  • Cleaner transport and logistics, including the installation of one million charging points for electric vehicles and a boost for rail travel and clean mobility in our cities and regions;
  • Strengthening the Just Transition Fund to support re-skilling, helping businesses create new economic opportunities.

Strengthening the Single Market and adapting it to the digital age:  

  • Investing in more and better connectivity, especially in the rapid deployment of 5G networks;
  • A stronger industrial and technological presence in strategic sectors, including artificial intelligence, cybersecurity, supercomputing and cloud;
  • Building a real data economy as a motor for innovation and job creation;
  • Increased cyber resilience.

A fair and inclusive recovery for all:

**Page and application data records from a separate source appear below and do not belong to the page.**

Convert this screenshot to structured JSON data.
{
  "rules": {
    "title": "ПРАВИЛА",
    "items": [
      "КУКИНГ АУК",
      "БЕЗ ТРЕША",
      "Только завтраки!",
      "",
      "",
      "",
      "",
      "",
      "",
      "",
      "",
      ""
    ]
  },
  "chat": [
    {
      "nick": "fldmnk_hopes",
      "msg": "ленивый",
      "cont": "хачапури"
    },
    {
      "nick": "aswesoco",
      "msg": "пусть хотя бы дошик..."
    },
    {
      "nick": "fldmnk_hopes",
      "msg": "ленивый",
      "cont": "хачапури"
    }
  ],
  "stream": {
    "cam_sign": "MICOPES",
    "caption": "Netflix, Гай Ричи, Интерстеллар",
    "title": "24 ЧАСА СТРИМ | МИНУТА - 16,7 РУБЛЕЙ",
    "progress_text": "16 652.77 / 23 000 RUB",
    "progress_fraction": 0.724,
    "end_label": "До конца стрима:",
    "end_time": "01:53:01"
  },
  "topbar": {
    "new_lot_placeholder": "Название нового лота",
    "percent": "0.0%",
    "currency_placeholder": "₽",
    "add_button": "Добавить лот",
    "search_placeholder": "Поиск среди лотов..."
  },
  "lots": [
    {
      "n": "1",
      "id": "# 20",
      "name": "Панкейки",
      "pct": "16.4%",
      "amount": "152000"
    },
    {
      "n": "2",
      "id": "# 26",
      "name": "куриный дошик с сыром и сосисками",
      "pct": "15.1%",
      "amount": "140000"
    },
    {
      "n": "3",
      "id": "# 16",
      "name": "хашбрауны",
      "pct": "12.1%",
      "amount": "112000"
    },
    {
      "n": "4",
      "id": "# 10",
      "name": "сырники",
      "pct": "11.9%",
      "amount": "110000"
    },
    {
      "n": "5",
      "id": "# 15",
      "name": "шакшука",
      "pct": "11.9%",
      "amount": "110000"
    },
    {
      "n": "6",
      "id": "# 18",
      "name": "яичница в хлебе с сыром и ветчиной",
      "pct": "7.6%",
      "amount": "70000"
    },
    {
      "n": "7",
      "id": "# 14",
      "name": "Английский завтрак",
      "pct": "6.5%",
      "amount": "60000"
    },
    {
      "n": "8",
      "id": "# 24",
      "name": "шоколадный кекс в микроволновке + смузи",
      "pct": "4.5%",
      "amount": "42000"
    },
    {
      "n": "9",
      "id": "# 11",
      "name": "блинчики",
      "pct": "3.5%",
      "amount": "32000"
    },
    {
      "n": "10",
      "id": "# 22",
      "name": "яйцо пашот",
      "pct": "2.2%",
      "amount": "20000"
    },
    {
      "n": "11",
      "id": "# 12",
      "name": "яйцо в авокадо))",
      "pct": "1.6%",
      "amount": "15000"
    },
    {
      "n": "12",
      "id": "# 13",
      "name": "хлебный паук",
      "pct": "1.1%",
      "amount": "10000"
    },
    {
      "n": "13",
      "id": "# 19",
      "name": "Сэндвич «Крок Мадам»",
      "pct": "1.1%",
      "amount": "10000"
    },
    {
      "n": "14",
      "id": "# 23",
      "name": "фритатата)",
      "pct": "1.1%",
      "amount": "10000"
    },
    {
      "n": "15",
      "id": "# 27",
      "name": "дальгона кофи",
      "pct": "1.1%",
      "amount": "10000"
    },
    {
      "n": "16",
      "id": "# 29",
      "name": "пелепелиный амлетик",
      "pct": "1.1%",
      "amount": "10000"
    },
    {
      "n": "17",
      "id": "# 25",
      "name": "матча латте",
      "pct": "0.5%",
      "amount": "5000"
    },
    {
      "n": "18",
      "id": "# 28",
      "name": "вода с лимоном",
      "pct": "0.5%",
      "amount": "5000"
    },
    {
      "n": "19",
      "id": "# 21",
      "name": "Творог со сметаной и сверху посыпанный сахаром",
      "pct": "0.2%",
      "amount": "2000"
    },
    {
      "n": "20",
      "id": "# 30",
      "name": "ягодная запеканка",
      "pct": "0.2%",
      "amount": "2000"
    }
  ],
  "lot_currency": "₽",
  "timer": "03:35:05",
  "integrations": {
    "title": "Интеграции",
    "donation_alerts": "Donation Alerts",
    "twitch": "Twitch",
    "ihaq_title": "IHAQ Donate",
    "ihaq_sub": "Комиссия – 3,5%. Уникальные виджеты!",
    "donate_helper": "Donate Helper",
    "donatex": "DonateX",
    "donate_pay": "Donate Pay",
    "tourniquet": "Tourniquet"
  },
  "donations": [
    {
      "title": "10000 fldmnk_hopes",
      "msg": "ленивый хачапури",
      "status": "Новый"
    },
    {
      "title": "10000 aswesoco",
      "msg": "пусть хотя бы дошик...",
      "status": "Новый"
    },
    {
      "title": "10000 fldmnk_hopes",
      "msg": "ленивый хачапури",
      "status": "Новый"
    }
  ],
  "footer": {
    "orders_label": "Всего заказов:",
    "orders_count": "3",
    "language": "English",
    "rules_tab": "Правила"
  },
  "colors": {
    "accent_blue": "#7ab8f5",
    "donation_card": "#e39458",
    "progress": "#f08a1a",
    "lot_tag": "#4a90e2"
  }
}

  • The short-term European Unemployment Reinsurance Scheme (SURE) will provide €100 billion to support workers and businesses;
  • A Skills Agenda for Europe and a Digital Education Action Plan will ensure digital skills for all EU citizens;
  • Fair minimum wages and binding pay transparency measures will help vulnerable workers, particularly women;
  • The European Commission is stepping up the fight against tax evasion and this will help Member States generate revenue.

BUILDING A MORE RESILIENT EU

Europe must enhance its strategic autonomy in a number of specific areas, including in strategic value chains and reinforced screening of foreign direct investment. To increase crisis preparedness and crisis management, the Commission will reinforce the European Medicines Agency and give a stronger role to the European Centre for Disease Control (ECDC) in coordinating medical responses in crises.

The recovery must unequivocally be based on fundamental rights and full respect of the rule of law. Any emergency measures must be limited in time and be strictly proportionate. The Commission’s assessment will be included in the first report under the rule of law mechanism.

We can and must learn the lessons from this crisis, but this can only be done by involving our citizens, communities and cities. The Conference on the Future of Europe will play an important role in further strengthening Europe’s democratic foundations in the post-coronavirus crisis world.

RESPONSIBLE GLOBAL LEADERSHIP

The EU is committed in leading international efforts towards a truly global recovery, notably though joint coordination with the United Nations, the G20 and G7, the International Monetary Fund, the World Bank or the International Labour Organisation. The EU will continue working particularly closely with its immediate neighbourhood in the East and South and its partners in Africa.

BACKGROUND

The Joint Statement of the Members of the European Council adopted on 26 March 2020 called on the European Commission to develop a coordinated exit strategy, a comprehensive recovery plan and unprecedented investment to allow a normal functioning of our societies and economies and get to sustainable growth, integrating inter alia the green transition and the digital transformation. On the basis of this mandate, on 15 April the Presidents of the Commission and the Council presented, as a first step, a Joint European Roadmap towards lifting Covid-19 containment measures. The package presented today, based on a revamped proposal for the next long-term EU budget and the updated Commission Work Programme for 2020, addresses the second part of the mandate, namely the need for a comprehensive recovery plan.

The EU has already delivered a coordinated and powerful collective response to cushion the economic blow of the coronavirus crisis. We have relaxed our fiscal and state aid frameworks to give Member States room to act. We are using every available euro in the EU budget to support the healthcare sector, workers and businesses, and mobilising finance from the markets to help save jobs.

Continue Reading

Publications

Latest

Trending